■ Excerpts from an interface dataset
====================

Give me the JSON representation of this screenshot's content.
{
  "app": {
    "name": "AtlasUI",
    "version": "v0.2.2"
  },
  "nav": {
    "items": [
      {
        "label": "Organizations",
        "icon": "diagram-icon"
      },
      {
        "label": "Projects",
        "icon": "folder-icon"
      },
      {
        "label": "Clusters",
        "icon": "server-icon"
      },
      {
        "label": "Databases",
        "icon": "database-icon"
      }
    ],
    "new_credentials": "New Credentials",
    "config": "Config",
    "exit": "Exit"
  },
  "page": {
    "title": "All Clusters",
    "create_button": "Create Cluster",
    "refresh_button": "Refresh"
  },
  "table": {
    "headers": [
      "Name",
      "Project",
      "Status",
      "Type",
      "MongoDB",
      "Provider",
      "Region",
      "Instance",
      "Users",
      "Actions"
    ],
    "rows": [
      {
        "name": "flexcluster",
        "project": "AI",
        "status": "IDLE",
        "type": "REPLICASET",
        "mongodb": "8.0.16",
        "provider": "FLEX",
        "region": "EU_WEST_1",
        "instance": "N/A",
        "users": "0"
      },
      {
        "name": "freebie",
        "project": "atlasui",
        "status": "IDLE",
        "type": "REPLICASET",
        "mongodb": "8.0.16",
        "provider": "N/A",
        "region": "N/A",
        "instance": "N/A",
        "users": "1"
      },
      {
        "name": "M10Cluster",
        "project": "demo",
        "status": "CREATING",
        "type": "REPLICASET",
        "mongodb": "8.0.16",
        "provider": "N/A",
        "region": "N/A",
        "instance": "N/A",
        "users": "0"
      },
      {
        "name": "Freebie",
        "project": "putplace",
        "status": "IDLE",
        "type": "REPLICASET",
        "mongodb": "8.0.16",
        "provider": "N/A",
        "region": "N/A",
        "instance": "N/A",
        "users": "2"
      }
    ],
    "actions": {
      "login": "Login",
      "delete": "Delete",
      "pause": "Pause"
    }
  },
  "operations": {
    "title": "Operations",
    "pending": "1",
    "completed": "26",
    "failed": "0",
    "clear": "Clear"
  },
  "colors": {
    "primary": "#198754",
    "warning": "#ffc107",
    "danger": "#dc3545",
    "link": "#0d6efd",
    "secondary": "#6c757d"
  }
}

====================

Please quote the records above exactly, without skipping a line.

■ Expected answer
Give me the JSON representation of this screenshot's content.
{
  "app": {
    "name": "AtlasUI",
    "version": "v0.2.2"
  },
  "nav": {
    "items": [
      {
        "label": "Organizations",
        "icon": "diagram-icon"
      },
      {
        "label": "Projects",
        "icon": "folder-icon"
      },
      {
        "label": "Clusters",
        "icon": "server-icon"
      },
      {
        "label": "Databases",
        "icon": "database-icon"
      }
    ],
    "new_credentials": "New Credentials",
    "config": "Config",
    "exit": "Exit"
  },
  "page": {
    "title": "All Clusters",
    "create_button": "Create Cluster",
    "refresh_button": "Refresh"
  },
  "table": {
    "headers": [
      "Name",
      "Project",
      "Status",
      "Type",
      "MongoDB",
      "Provider",
      "Region",
      "Instance",
      "Users",
      "Actions"
    ],
    "rows": [
      {
        "name": "flexcluster",
        "project": "AI",
        "status": "IDLE",
        "type": "REPLICASET",
        "mongodb": "8.0.16",
        "provider": "FLEX",
        "region": "EU_WEST_1",
        "instance": "N/A",
        "users": "0"
      },
      {
        "name": "freebie",
        "project": "atlasui",
        "status": "IDLE",
        "type": "REPLICASET",
        "mongodb": "8.0.16",
        "provider": "N/A",
        "region": "N/A",
        "instance": "N/A",
        "users": "1"
      },
      {
        "name": "M10Cluster",
        "project": "demo",
        "status": "CREATING",
        "type": "REPLICASET",
        "mongodb": "8.0.16",
        "provider": "N/A",
        "region": "N/A",
        "instance": "N/A",
        "users": "0"
      },
      {
        "name": "Freebie",
        "project": "putplace",
        "status": "IDLE",
        "type": "REPLICASET",
        "mongodb": "8.0.16",
        "provider": "N/A",
        "region": "N/A",
        "instance": "N/A",
        "users": "2"
      }
    ],
    "actions": {
      "login": "Login",
      "delete": "Delete",
      "pause": "Pause"
    }
  },
  "operations": {
    "title": "Operations",
    "pending": "1",
    "completed": "26",
    "failed": "0",
    "clear": "Clear"
  },
  "colors": {
    "primary": "#198754",
    "warning": "#ffc107",
    "danger": "#dc3545",
    "link": "#0d6efd",
    "secondary": "#6c757d"
  }
}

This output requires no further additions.